Creative Commons License
This work is licensed under a Creative Commons Attribution-Noncommercial-No Derivative Works 4.0 License.

Date of Graduation

Summer 2016

Document Type


Degree Name

Master of Science (MS)


Department of Kinesiology


Nicholas D. Luden

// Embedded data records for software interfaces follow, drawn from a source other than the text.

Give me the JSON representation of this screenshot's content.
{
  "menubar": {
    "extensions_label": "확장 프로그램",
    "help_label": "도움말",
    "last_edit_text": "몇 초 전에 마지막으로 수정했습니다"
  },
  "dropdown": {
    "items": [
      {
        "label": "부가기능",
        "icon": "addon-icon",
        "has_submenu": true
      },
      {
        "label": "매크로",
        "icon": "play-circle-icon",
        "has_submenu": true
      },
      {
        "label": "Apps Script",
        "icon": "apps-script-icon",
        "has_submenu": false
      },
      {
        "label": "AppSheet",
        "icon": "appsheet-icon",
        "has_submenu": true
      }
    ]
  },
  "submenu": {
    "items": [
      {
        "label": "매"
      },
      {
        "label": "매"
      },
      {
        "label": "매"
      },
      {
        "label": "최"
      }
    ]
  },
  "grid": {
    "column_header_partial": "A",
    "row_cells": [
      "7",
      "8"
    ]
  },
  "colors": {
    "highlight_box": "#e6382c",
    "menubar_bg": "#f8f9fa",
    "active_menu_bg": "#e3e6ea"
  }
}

We examined the effects of one night of sleep restriction (Sleep-; 2.5 hrs) on subsequent 3-km cycling performance and skeletal muscle recovery from heavy exercise compared to a full night of rest (Sleep+; 7 hrs). Seven recreational cyclists (n=6 male, n=1 female; age = 24.4 ± 7 yrs; height = 170 ± 10 cm; weight = 68 ± 13 kg VO2max = 61.5 ± 4.4 ml/kg/min) completed four simulated 3-km time trials (TT) and six peak isokinetic torque trials at different speeds (30 and 120°/sec) under both conditions. The first exercise trial (EX1) consisted of baseline testing followed by heavy exercise (60 min interval session + resistance exercise) in the evening, while follow-up testing occurring in the morning of the next two days (EX2 and EX3) . TT performance and peak torque were assessed on the evening of EX1 between 3-5pm and between 8-10am the following morning (EX2), while only peak torque was assessed during the same morning time on EX3. Magnitude-based inferences were used to evaluate all variables. Sleep- clearly impaired average power output (-12.7 ± 1%) and overall time (-3.5 ± 0.39%) of TT performance compared to Sleep+, while there was no clear impact of sleep on peak torque at either speed. The current study demonstrates the importance of sleep on recovery from heavy exercise with potential differences in exercise types, and warrants further research on the topic.